“Hello?” said Joe.

He heard a slow creaking, followed by a sharp snap. Like someone tiptoeing over broken glass.

Joe clenched his fists. He crept through his kitchen. Could one of those things be here? He couldn’t even bear the thought of it. The entire day he’d been running. And he’d witnessed what those monsters did when they got their hands on uninfected humans.

As he walked through the hallway he heard another grunt. It sounded like it came from Julia’s room – his daughter.

“No, Julia!”

Joe quit tip-toeing and broke into a sprint. He kicked her door open just as he heard a window shatter. He entered in to find a parent’s worst nightmare – Julia’s bones were left in a heap of blood in tissue, like left-over ribs. Her head was partly detached, from the gaping hole in her throat, and lying on an ear.

Joe turned her head and stared into her baby blue eyes. He pet back her angelic hair with a shaking hand. “My girl,” he whispered. “My girl.”

There was a creak in her closet. Joe picked up the axe, gulped, then stood up.

* * *

Okay, let’s go over the major differences.

1 – Tone. There is no sense of ‘impending doom’ in the first scene, whereas in the second there is. Style is more important than sounding smart.

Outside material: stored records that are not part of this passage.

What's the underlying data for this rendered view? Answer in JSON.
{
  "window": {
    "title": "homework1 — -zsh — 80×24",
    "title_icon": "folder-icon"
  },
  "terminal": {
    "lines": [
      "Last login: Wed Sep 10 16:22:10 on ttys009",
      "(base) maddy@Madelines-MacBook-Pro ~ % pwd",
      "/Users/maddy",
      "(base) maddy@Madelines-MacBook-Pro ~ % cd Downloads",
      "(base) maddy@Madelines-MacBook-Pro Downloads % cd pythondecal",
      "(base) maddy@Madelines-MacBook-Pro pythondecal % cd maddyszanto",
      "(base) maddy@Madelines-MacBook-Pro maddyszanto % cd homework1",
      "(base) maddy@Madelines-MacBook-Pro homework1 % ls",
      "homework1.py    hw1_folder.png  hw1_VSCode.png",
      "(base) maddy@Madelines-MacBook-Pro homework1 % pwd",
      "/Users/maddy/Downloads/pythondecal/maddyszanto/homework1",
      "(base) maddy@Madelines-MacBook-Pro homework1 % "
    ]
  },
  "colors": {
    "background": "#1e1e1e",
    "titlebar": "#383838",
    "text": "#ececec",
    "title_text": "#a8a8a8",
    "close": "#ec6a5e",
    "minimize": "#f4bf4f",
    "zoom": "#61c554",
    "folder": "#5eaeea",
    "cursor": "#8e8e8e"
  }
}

2 – Peanut butter and jelly? Who gives a shit. What kind of bread and the crunchy/smooth adds absolutely nothing to the scene. It doesn’t even give the reader a better idea of Joe’s character, so it needs to be trimmed. “Joe made a peanut butter jelly sandwich and ate while he reflected…” Is how it should have read. Take notice – every scene has a focus. In this scene, the focus SHOULD have been the question of whether a zombie was inside his place. PB & J does not strengthen this question in any way. Notice the blunt axe in the second scene does add value (it increases the stakes, as it gives us yet another reason to fear for Joe’s safety.

3 – By far the biggest problem is the late introduction of the zombie. Do you notice how little it mattered when Joe got attacked? Why is that? It was a total surprise. Was it the weak description?

Nah dawg. I could have written the best, most intricate zombie-attack-moves and it wouldn’t have mattered (think about how much better the second version was – and you didn’t even SEE the zombie).

This scene suffered because there was no suspense. You have to prepare your reader for what is to come – you have to tell them (indirectly) what is to come. The moment your protagonists suspects something is up, so will your reader. And guess what? Even if there was no zombie, just a stray cat running through, you would have paid more attention from sentence to sentence. Just like potential girlfriends/boyfriends, readers need something to worry about to keep them interested – and if you go so much as a page without giving it to them, you will lose them for good.

– Thomas M. Watt is a script analyst and author of A New Kingdom